▶ **Your goal**: Lines holding the string "likes" are the ones to copy; find them all in the data.

▶ **Exercise input**:
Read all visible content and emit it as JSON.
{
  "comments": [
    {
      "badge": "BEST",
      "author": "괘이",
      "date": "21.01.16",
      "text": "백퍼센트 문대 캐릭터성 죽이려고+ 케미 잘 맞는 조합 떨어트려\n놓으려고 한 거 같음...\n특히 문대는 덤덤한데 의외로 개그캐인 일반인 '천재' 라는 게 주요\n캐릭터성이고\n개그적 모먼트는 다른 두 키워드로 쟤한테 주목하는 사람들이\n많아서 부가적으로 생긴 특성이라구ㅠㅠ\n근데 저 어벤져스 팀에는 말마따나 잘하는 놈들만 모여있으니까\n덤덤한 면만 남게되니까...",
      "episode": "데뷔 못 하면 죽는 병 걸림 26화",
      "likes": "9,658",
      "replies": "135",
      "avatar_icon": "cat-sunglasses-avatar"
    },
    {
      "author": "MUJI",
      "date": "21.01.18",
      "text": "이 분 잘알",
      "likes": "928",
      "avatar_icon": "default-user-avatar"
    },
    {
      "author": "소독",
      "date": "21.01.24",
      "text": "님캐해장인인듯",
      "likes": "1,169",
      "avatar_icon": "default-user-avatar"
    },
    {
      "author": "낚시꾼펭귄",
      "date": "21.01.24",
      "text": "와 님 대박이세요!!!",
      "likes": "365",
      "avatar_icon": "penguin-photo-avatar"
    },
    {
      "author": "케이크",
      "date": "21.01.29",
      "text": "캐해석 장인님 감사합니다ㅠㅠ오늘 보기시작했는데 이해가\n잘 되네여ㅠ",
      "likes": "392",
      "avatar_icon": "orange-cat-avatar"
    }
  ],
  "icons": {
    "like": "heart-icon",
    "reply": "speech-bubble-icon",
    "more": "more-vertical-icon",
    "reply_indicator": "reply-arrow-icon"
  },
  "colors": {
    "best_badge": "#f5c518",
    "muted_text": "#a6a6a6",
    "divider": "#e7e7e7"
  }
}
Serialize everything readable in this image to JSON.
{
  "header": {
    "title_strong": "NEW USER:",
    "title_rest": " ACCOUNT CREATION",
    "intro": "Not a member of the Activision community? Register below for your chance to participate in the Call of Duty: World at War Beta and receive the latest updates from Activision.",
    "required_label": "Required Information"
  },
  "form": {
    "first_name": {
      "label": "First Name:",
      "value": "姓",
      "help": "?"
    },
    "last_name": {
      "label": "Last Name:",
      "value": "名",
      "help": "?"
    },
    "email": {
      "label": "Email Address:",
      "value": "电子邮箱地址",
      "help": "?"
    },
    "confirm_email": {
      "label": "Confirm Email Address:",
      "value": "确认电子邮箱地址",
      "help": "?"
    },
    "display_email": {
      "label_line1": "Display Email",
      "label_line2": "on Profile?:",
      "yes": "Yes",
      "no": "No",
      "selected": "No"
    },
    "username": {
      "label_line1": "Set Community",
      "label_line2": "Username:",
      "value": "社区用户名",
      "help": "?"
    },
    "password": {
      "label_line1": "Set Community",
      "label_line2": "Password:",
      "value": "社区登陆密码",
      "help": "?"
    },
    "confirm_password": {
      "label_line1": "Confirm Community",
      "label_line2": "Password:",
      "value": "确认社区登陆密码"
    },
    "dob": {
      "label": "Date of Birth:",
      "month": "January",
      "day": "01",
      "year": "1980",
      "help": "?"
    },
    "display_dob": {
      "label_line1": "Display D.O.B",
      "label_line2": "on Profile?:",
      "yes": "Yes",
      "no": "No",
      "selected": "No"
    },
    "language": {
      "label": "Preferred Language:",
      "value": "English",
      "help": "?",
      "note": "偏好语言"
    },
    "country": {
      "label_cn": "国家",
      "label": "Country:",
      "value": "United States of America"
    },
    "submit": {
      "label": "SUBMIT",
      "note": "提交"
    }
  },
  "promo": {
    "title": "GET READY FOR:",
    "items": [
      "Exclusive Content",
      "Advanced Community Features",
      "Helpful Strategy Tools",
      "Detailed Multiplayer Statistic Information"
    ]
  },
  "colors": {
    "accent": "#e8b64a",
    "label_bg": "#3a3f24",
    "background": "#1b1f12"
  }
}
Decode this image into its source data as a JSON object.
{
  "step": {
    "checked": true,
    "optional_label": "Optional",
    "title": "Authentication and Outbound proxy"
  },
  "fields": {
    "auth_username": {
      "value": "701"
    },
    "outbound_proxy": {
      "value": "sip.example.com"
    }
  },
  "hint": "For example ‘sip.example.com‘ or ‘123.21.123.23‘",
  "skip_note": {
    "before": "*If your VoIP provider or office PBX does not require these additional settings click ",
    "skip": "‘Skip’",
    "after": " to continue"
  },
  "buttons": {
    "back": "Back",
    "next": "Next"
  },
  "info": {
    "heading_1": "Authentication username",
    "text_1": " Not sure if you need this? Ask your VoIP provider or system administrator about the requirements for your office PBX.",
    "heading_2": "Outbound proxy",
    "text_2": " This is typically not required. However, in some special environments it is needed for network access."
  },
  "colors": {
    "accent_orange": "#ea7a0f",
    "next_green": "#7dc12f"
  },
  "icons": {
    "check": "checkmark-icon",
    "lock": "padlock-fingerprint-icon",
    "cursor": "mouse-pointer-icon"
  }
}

▶ **Output of the task**:
      "likes": "9,658",
      "likes": "928",
      "likes": "1,169",
      "likes": "365",
      "likes": "392",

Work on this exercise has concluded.